To drum up interest in the first Tribeca Film Festival in 2002, co-founder Jane Rosenthal handed out free tickets in New York schools, firehouses and police stations.
“We’d go anywhere to spread the word,” she recalled. “Most people didn’t know we existed.”
As Rosenthal gears up for the festival’s 10th edition, which opens tonight with a free performance by Elton John following a documentary on his musical collaboration with Leon Russell, recognition is no longer a problem.
The festival -- started by Rosenthal, her husband Craig Hatkoff and actor Robert De Niro to help revive Lower Manhattan following 9/11 -- is now an internationally known event that has drawn more than 3 million visitors and generated an estimated $600 million for the local economy.
“We’ve come a long way in a short time,” Rosenthal said in a telephone interview.
This year’s festival will showcase 93 feature-length films from 40 countries. The lineup includes documentaries on Ozzy Osbourne and Yves Saint Laurent, the directing debut of actress Vera Farmiga (“Higher Ground”), and “The Good Doctor,” a psychological thriller starring Orlando Bloom.
But the 12-day movie celebration is now just a spoke in the giant wheel of Tribeca Enterprises, which includes a film institute, a distribution company, an online festival, a multimedia school and an international film festival in Qatar.
“We’re trying to extend our reach beyond the traditional boundaries,” said Geoffrey Gilmore, who became chief creative officer of Tribeca Enterprises in 2009 after directing the Sundance Film Festival for 19 years. “We want to build an ongoing dialogue between filmmakers and film lovers.”
A few years ago, the Tribeca Film Festival got so big that it was criticized for being sprawling and unfocused.

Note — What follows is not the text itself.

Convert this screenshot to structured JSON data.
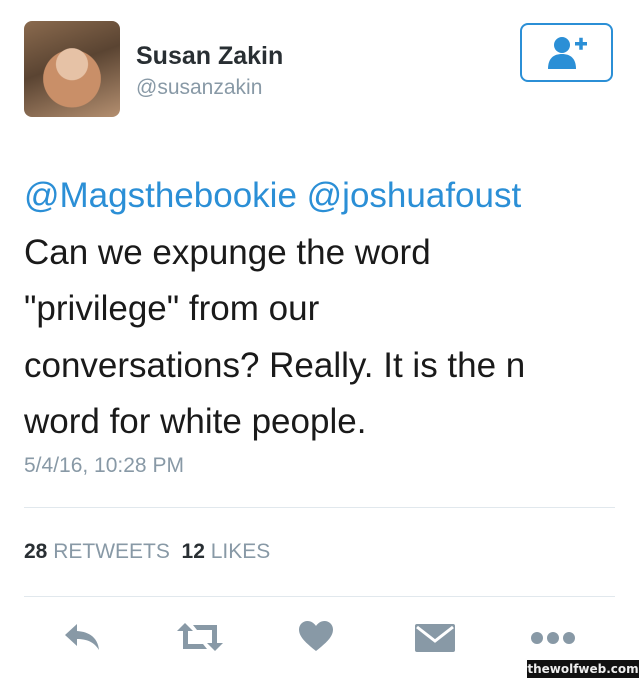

So the organizers cut the number of feature films -- the current lineup is about half the size it was in 2006 -- and returned to the festival’s roots of timely documentaries, indie dramas and international fare.
They also added popular features like the online festival and an annual series of sports films sponsored by ESPN, which this year includes documentaries on infamous Chicago Cubs fan Steve Bartman and Renee Richards, a tennis player who underwent a sex-change operation from male to female in 1975.
“We offer films that appeal to a variety of audiences,” said programming director David Kwok. “If you’re into sports or music or politics, we have films for you.”
The Tribeca Film Institute offers financial and creative support for aspiring screenwriters and directors. It also operates a film-education program for New York public-school students.
“Kids are the largest media consumers, and we want them to be educated, active consumers,” said Beth Janson, the institute’s executive director.
Tribeca Film was created a year ago to distribute indie films via theaters, video-on-demand, DVDs and other platforms. Recent acquisitions include “Last Night,” starring Keira Knightley, and “The Bang Bang Club,” featuring Ryan Phillippe.
The Tribeca Flashpoint Media Arts Academy is a two-year school in Chicago that teaches students how to make movies, video games, special effects and other multimedia projects.
Another part of the empire that Rosenthal and De Niro have built is the Doha Tribeca Film Festival, which was launched in 2009 to increase exposure for Arab cinema and provide Mideast moviegoers with more options.
“We’ve always been willing to take risks and try new things,” Rosenthal said. “That’s what Tribeca is all about.”
Bloomberg LP, which owns Bloomberg News, is a sponsor of the Tribeca festival.